That's why I wanted to make it clear that I'll only post a review on my blog if I feel I can award the book four or five blunt pencils - for fiction, I want to help spread the word about enjoyable writing, and for non-fiction, I want to help people find books that may be useful to them.

I also post the reviews on Goodreads and Amazon, which is obviously important for the millions of book buyers who don't read my blog. However I restrict myself to only reviewing the books I like because I want to help promote the writers I know. Besides, why waste my time reviewing a book I didn't enjoy when I could be start to read a new book that I'll love? Obviously, that's not to say that if you're a writer I know and I haven't reviewed your book yet that I don't like it - chances are, I just haven't gotten to it.

Here's a recap of some reviews I've already done, listed in alphabetical order. Treat yourself, and check them out.

Blood Picnic and Other Stories by Tony Noland
From Dark Places by Emma Newman
Jailbait Justice by Danny Hogan
Just My Blood Type by Carrie Clevenger and Nerine Dorman
Must Love Dragons by Monica Marier
The Soulkeepers by G.P.Ching
20th Century Ghosts by Joe Hill

Monday, 1 August 2011

Photo Prompt 44

Latest prompt, ready and waiting.

If you want to use the prompt, all I ask is that you include a link to this entry and a credit to me for the photograph, and that you post a link to your story in the comments box below so I can see what you've come up with! If you don't comment on this entry, then I can't comment on your story.

The 44th prompt is Chairs in the Greenwood.

Chairs in the Greenwood

All photo prompts are my own photography - you can find more of it on Flickr.
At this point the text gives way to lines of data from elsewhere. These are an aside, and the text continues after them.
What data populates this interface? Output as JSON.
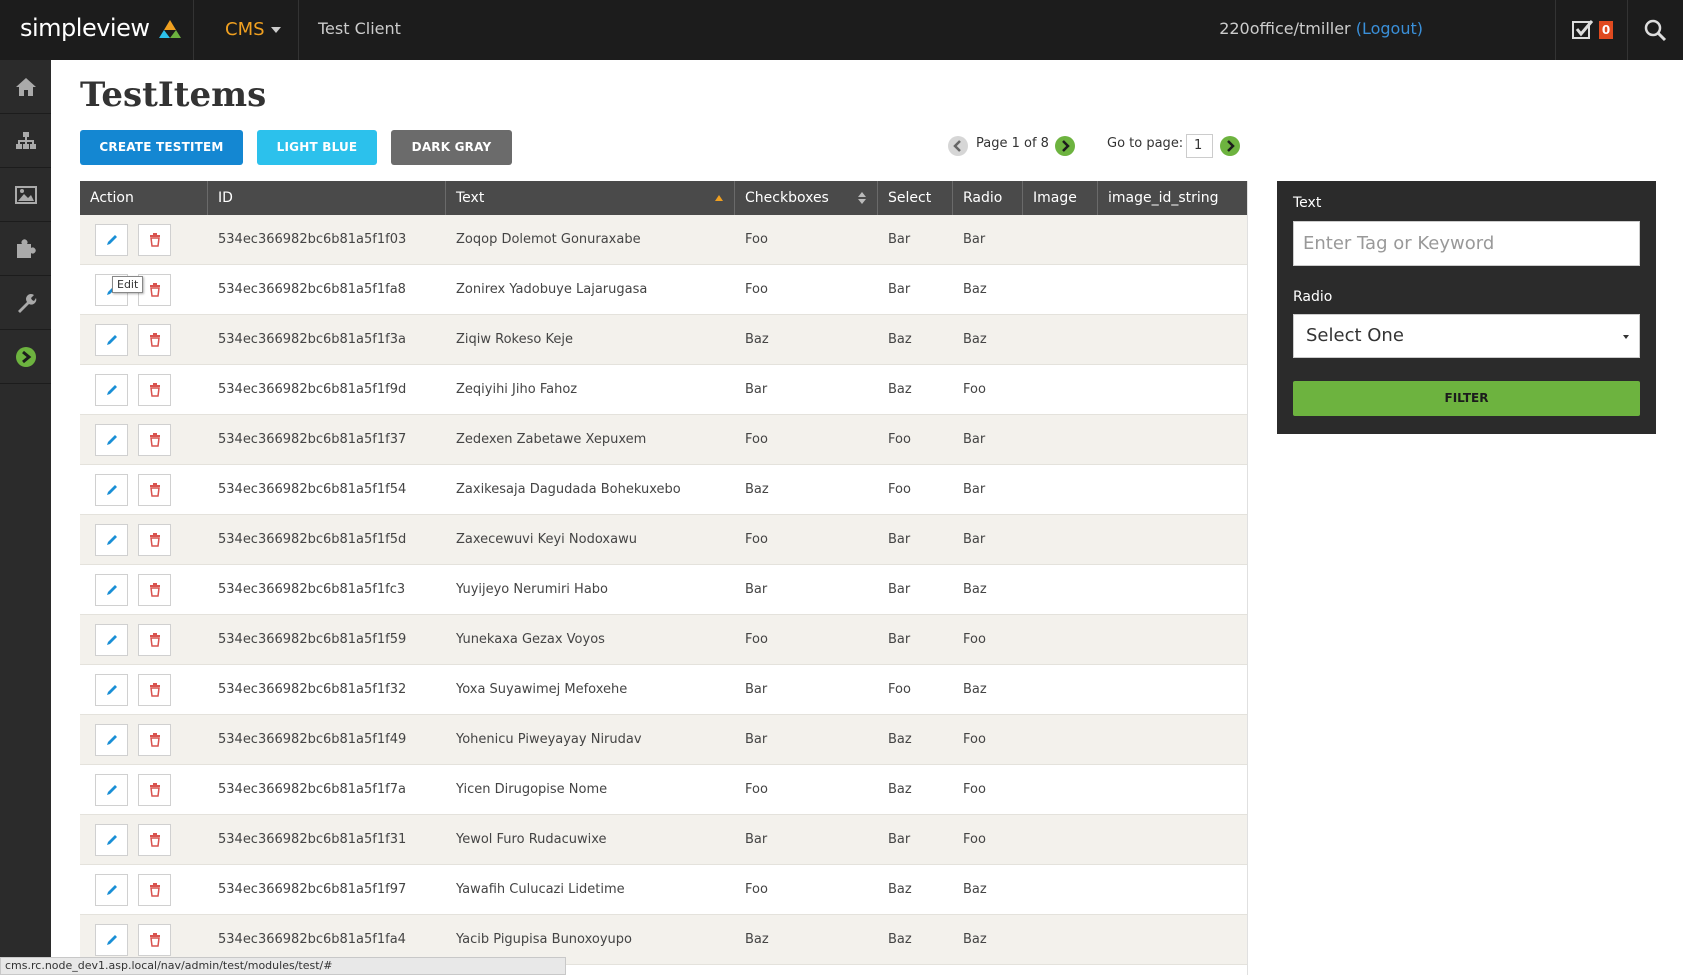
{
  "topbar": {
    "logo": "simpleview",
    "cms_menu": "CMS",
    "client": "Test Client",
    "user": "220office/tmiller",
    "logout": "(Logout)",
    "task_count": "0"
  },
  "sidebar": {
    "items": [
      {
        "icon": "home-icon"
      },
      {
        "icon": "sitemap-icon"
      },
      {
        "icon": "image-icon"
      },
      {
        "icon": "puzzle-icon"
      },
      {
        "icon": "wrench-icon"
      },
      {
        "icon": "arrow-right-circle-icon"
      }
    ]
  },
  "page": {
    "title": "TestItems",
    "buttons": {
      "create": "CREATE TESTITEM",
      "light_blue": "LIGHT BLUE",
      "dark_gray": "DARK GRAY"
    }
  },
  "pagination": {
    "page_text": "Page 1 of 8",
    "goto_label": "Go to page:",
    "goto_value": "1"
  },
  "table": {
    "columns": [
      "Action",
      "ID",
      "Text",
      "Checkboxes",
      "Select",
      "Radio",
      "Image",
      "image_id_string"
    ],
    "tooltip": "Edit",
    "rows": [
      {
        "id": "534ec366982bc6b81a5f1f03",
        "text": "Zoqop Dolemot Gonuraxabe",
        "checkboxes": "Foo",
        "select": "Bar",
        "radio": "Bar"
      },
      {
        "id": "534ec366982bc6b81a5f1fa8",
        "text": "Zonirex Yadobuye Lajarugasa",
        "checkboxes": "Foo",
        "select": "Bar",
        "radio": "Baz"
      },
      {
        "id": "534ec366982bc6b81a5f1f3a",
        "text": "Ziqiw Rokeso Keje",
        "checkboxes": "Baz",
        "select": "Baz",
        "radio": "Baz"
      },
      {
        "id": "534ec366982bc6b81a5f1f9d",
        "text": "Zeqiyihi Jiho Fahoz",
        "checkboxes": "Bar",
        "select": "Baz",
        "radio": "Foo"
      },
      {
        "id": "534ec366982bc6b81a5f1f37",
        "text": "Zedexen Zabetawe Xepuxem",
        "checkboxes": "Foo",
        "select": "Foo",
        "radio": "Bar"
      },
      {
        "id": "534ec366982bc6b81a5f1f54",
        "text": "Zaxikesaja Dagudada Bohekuxebo",
        "checkboxes": "Baz",
        "select": "Foo",
        "radio": "Bar"
      },
      {
        "id": "534ec366982bc6b81a5f1f5d",
        "text": "Zaxecewuvi Keyi Nodoxawu",
        "checkboxes": "Foo",
        "select": "Bar",
        "radio": "Bar"
      },
      {
        "id": "534ec366982bc6b81a5f1fc3",
        "text": "Yuyijeyo Nerumiri Habo",
        "checkboxes": "Bar",
        "select": "Bar",
        "radio": "Baz"
      },
      {
        "id": "534ec366982bc6b81a5f1f59",
        "text": "Yunekaxa Gezax Voyos",
        "checkboxes": "Foo",
        "select": "Bar",
        "radio": "Foo"
      },
      {
        "id": "534ec366982bc6b81a5f1f32",
        "text": "Yoxa Suyawimej Mefoxehe",
        "checkboxes": "Bar",
        "select": "Foo",
        "radio": "Baz"
      },
      {
        "id": "534ec366982bc6b81a5f1f49",
        "text": "Yohenicu Piweyayay Nirudav",
        "checkboxes": "Bar",
        "select": "Baz",
        "radio": "Foo"
      },
      {
        "id": "534ec366982bc6b81a5f1f7a",
        "text": "Yicen Dirugopise Nome",
        "checkboxes": "Foo",
        "select": "Baz",
        "radio": "Foo"
      },
      {
        "id": "534ec366982bc6b81a5f1f31",
        "text": "Yewol Furo Rudacuwixe",
        "checkboxes": "Bar",
        "select": "Bar",
        "radio": "Foo"
      },
      {
        "id": "534ec366982bc6b81a5f1f97",
        "text": "Yawafih Culucazi Lidetime",
        "checkboxes": "Foo",
        "select": "Baz",
        "radio": "Baz"
      },
      {
        "id": "534ec366982bc6b81a5f1fa4",
        "text": "Yacib Pigupisa Bunoxoyupo",
        "checkboxes": "Baz",
        "select": "Baz",
        "radio": "Baz"
      }
    ]
  },
  "filter": {
    "text_label": "Text",
    "text_placeholder": "Enter Tag or Keyword",
    "radio_label": "Radio",
    "radio_value": "Select One",
    "button": "FILTER"
  },
  "statusbar": {
    "url": "cms.rc.node_dev1.asp.local/nav/admin/test/modules/test/#"
  },
  "colors": {
    "topbar": "#1c1c1c",
    "sidebar": "#2b2b2b",
    "accent_orange": "#f0a020",
    "create_blue": "#1487d2",
    "light_blue": "#2cc1ec",
    "dark_gray": "#6b6b6b",
    "green": "#6db33f",
    "edit_icon": "#1a8fd6",
    "delete_icon": "#d9534f"
  }
}
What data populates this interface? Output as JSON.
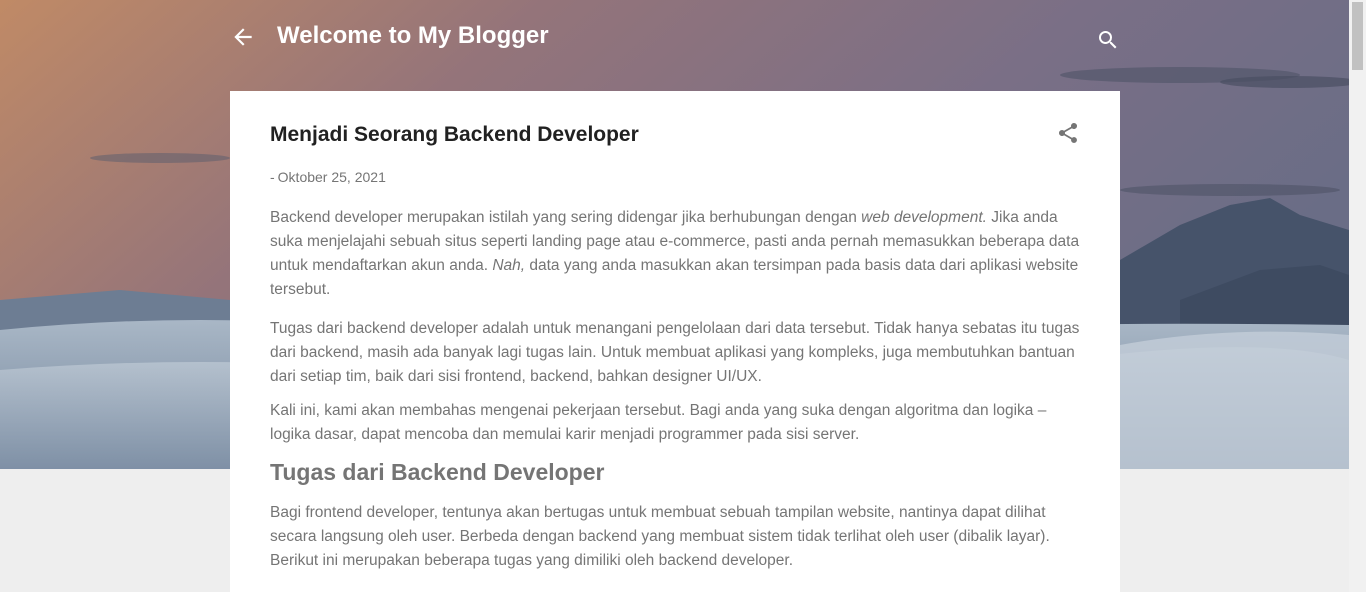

You can also buy my prints from Deviantart. 20% of all proceeds go to charity - the other 80% go towards my PhD fees!